╭──

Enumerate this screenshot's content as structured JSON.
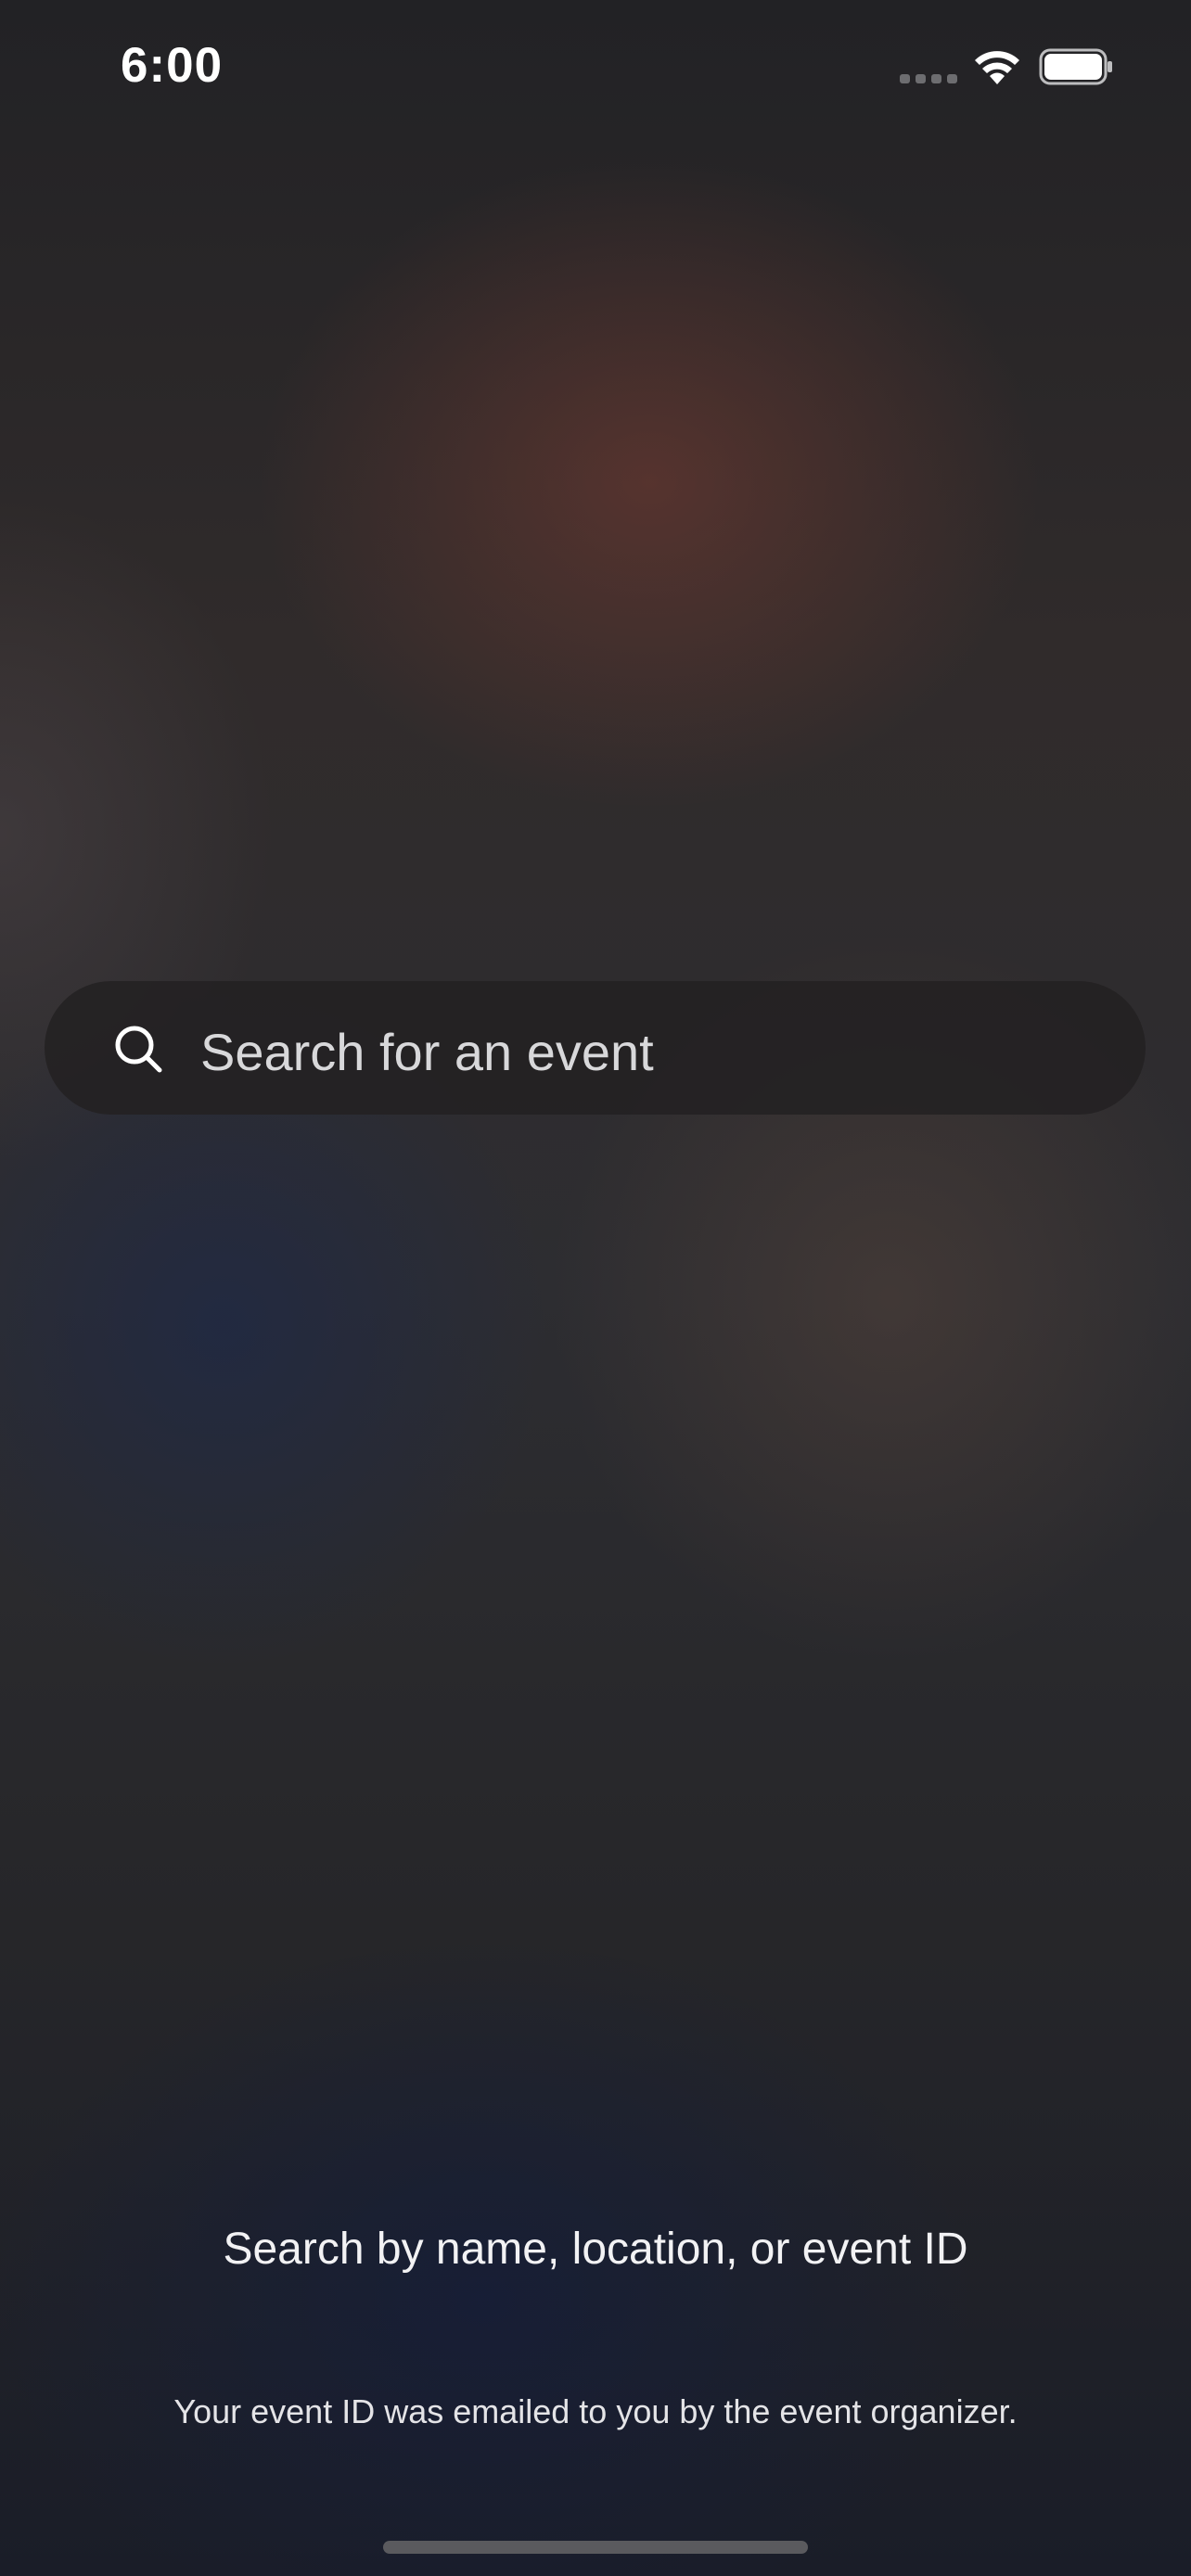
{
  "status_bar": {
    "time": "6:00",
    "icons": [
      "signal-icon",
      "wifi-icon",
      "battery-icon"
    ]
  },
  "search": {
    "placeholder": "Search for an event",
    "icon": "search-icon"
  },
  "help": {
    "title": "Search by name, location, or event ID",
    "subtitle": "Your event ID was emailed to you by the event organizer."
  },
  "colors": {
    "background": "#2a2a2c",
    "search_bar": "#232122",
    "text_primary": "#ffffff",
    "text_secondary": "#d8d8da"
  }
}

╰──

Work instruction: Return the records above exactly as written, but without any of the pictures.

Solution for this task:
Enumerate this screenshot's content as structured JSON.
{
  "status_bar": {
    "time": "6:00",
    "icons": [
      "signal-icon",
      "wifi-icon",
      "battery-icon"
    ]
  },
  "search": {
    "placeholder": "Search for an event",
    "icon": "search-icon"
  },
  "help": {
    "title": "Search by name, location, or event ID",
    "subtitle": "Your event ID was emailed to you by the event organizer."
  },
  "colors": {
    "background": "#2a2a2c",
    "search_bar": "#232122",
    "text_primary": "#ffffff",
    "text_secondary": "#d8d8da"
  }
}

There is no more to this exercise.